2. Water Purification
Some hunters know how to make cool DIY water purification systems. If you don’t, there are devices like the LifeStraw—which can be inserted into a body of water and drank directly from as it actively removes waterborne viruses and protozoa.
3. A Small Glass Mirror
Keep a 3x5 glass mirror in your sack and you have the power to create large flashes of blinding light.
4. Extra Cans of Food
Keep a few extra cans of mackerel or wild salmon in your hunting survival pack. These protein-rich options pack a decent taste and make great survival food.
5. Mini First-Aid Kit
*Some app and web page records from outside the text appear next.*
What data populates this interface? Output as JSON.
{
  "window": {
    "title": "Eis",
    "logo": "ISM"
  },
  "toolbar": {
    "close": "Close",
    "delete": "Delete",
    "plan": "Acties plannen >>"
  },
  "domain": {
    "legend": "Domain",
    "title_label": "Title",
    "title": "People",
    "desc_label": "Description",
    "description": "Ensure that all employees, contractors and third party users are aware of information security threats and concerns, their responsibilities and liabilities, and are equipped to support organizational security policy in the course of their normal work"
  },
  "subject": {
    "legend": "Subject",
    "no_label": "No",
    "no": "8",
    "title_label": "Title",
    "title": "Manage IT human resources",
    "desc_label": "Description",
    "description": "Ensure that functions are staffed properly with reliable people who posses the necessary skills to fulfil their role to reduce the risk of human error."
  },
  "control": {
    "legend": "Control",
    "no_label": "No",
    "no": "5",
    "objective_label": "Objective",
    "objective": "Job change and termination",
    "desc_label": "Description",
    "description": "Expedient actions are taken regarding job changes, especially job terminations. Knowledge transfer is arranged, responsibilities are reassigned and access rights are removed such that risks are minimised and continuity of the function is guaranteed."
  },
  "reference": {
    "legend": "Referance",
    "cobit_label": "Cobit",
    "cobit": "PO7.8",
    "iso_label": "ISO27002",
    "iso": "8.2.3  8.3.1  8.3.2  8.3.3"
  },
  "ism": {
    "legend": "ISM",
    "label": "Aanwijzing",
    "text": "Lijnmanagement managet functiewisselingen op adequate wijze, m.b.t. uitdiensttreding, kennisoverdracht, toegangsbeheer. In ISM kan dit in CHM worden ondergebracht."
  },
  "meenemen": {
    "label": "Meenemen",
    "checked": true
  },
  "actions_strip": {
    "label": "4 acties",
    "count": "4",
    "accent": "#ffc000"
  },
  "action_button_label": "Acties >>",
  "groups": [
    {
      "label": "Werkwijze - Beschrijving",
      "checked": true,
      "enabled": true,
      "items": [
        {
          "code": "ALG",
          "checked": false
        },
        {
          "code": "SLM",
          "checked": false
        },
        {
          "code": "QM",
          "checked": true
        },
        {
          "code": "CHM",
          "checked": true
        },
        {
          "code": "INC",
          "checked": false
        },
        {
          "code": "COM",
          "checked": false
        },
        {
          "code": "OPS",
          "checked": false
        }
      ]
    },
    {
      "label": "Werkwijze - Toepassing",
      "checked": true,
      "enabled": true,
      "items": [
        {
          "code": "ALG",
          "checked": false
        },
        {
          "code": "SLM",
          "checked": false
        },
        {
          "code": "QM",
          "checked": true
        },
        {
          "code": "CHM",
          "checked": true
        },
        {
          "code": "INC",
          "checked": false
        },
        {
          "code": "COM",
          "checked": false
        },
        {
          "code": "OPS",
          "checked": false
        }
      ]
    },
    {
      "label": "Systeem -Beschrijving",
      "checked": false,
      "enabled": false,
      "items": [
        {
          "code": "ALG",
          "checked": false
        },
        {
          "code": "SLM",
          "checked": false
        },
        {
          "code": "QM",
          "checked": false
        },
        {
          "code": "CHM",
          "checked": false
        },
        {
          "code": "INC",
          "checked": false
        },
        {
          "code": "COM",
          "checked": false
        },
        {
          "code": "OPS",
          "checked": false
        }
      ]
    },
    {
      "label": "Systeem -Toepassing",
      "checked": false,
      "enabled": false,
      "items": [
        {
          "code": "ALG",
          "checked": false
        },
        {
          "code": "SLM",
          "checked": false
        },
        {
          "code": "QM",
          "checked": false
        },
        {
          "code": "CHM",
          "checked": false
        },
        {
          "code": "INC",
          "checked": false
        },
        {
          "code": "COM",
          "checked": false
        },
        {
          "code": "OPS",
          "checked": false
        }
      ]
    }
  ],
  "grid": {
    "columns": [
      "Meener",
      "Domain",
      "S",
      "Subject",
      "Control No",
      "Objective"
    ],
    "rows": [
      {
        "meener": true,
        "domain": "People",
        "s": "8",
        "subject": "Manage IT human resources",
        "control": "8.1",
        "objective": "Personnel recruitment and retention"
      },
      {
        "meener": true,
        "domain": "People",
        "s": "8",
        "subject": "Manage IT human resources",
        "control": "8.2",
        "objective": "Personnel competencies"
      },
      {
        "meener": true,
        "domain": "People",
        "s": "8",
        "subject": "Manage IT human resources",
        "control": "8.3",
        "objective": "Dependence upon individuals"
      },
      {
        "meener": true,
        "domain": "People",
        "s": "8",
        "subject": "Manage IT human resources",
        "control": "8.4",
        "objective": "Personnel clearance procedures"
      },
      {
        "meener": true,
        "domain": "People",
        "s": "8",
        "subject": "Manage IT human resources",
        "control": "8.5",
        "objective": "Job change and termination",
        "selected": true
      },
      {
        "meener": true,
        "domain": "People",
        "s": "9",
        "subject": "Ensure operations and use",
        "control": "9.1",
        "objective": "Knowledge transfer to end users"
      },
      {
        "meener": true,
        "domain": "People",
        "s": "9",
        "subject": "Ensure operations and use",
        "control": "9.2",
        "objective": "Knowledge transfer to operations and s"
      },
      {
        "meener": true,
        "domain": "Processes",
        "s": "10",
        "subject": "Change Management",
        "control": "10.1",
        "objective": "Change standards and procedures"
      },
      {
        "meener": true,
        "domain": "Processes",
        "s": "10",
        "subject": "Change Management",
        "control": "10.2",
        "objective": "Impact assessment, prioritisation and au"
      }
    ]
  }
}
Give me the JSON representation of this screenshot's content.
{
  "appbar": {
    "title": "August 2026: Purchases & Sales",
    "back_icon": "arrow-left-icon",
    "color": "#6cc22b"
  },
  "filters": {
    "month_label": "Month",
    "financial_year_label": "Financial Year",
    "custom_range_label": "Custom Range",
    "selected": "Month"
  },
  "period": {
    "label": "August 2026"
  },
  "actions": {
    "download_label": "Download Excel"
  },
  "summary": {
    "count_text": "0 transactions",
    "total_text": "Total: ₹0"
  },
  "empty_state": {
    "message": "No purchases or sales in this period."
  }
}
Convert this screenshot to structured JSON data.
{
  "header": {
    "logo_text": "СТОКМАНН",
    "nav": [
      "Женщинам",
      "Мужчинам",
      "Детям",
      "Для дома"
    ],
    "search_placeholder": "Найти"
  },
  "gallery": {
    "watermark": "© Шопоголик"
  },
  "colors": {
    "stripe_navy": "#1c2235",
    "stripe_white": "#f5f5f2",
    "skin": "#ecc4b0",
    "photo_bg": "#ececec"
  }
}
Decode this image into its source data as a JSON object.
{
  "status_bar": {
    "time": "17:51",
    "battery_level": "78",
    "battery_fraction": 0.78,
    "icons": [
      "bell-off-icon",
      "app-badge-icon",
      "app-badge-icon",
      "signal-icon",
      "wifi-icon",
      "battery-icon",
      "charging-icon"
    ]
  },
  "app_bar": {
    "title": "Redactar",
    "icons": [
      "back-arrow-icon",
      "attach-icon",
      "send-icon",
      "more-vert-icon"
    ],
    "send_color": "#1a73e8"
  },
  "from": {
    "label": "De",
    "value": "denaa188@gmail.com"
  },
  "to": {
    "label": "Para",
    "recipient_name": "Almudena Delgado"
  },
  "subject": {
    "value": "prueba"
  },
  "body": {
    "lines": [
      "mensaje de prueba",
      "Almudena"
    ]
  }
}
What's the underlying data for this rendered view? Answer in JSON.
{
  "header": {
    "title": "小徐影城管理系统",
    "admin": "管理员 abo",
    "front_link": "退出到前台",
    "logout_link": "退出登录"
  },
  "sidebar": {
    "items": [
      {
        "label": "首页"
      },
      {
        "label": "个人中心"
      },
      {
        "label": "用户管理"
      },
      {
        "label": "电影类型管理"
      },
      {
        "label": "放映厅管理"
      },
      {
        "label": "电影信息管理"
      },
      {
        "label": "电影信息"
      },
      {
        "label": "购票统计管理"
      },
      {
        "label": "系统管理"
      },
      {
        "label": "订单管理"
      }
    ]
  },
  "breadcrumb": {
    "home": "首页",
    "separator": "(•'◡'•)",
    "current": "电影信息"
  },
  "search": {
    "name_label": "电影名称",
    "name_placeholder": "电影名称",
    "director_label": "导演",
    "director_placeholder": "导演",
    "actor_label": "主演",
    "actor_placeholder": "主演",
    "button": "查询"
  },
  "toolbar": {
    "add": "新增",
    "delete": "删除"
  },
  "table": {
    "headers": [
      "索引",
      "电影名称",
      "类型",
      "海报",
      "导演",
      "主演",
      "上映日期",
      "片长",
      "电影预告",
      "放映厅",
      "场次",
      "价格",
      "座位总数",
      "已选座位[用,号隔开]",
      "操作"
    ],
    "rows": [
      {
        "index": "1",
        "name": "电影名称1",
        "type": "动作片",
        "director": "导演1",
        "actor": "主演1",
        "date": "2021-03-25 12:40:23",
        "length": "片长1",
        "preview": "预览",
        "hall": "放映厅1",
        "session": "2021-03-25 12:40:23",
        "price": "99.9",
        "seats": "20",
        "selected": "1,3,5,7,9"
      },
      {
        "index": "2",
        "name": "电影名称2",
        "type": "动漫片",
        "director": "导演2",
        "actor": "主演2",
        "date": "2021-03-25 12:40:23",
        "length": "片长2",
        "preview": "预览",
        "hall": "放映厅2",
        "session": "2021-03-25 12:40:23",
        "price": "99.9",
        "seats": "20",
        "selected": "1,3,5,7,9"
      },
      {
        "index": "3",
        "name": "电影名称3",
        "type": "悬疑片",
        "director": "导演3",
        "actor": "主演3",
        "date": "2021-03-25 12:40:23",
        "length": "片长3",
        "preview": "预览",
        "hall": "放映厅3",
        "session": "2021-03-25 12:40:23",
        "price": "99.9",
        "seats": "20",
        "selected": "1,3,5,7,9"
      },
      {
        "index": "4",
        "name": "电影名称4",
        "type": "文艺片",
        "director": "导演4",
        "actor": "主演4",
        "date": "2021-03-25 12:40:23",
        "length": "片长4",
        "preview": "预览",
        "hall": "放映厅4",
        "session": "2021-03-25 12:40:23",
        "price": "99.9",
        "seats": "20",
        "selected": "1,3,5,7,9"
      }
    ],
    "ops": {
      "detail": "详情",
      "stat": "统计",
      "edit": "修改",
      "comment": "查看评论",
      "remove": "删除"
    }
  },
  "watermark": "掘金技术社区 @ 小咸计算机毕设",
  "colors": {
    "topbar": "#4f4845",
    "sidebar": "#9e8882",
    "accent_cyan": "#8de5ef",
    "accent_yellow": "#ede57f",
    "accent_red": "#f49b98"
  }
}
Keep a mini first-aid kit in your hunting pack just in case you or your hunting dog gets hurt. Keep the basics like gauze, bandage wraps, pressure bandages, antibacterial ointment, and an antihistamine. Check your kit regularly to ensure all supplies are there and ready to go when needed.
6. Portable Charger
There are numerous portable charges on the market that can charge devices as much as 2 times before needing to be recharged themselves. Pack a fully-charged recharger so you can always call for help, even if your phone dies.
7. A Compass
How else will you know where you’re going if you lose track of where you are?
If you’re out past dark you’re going to need a high-power flashlight with plenty of juice. Consider bringing a headlamp, which is especially helpful if you plan to travel after dark. Don’t forget to pack spare batteries just in case your light goes out.
9. 30 feet of parachute cord + 30 feet of No. 36 tarred bank line
Field & Stream recommends “30 feet of parachute cord for the basics, and add 30 feet of No. 36 tarred bank line for increased utility. The slightly tacky marine line holds knots more tightly than p-cord and won’t absorb water.”
What do you pack in your hunting survival kit?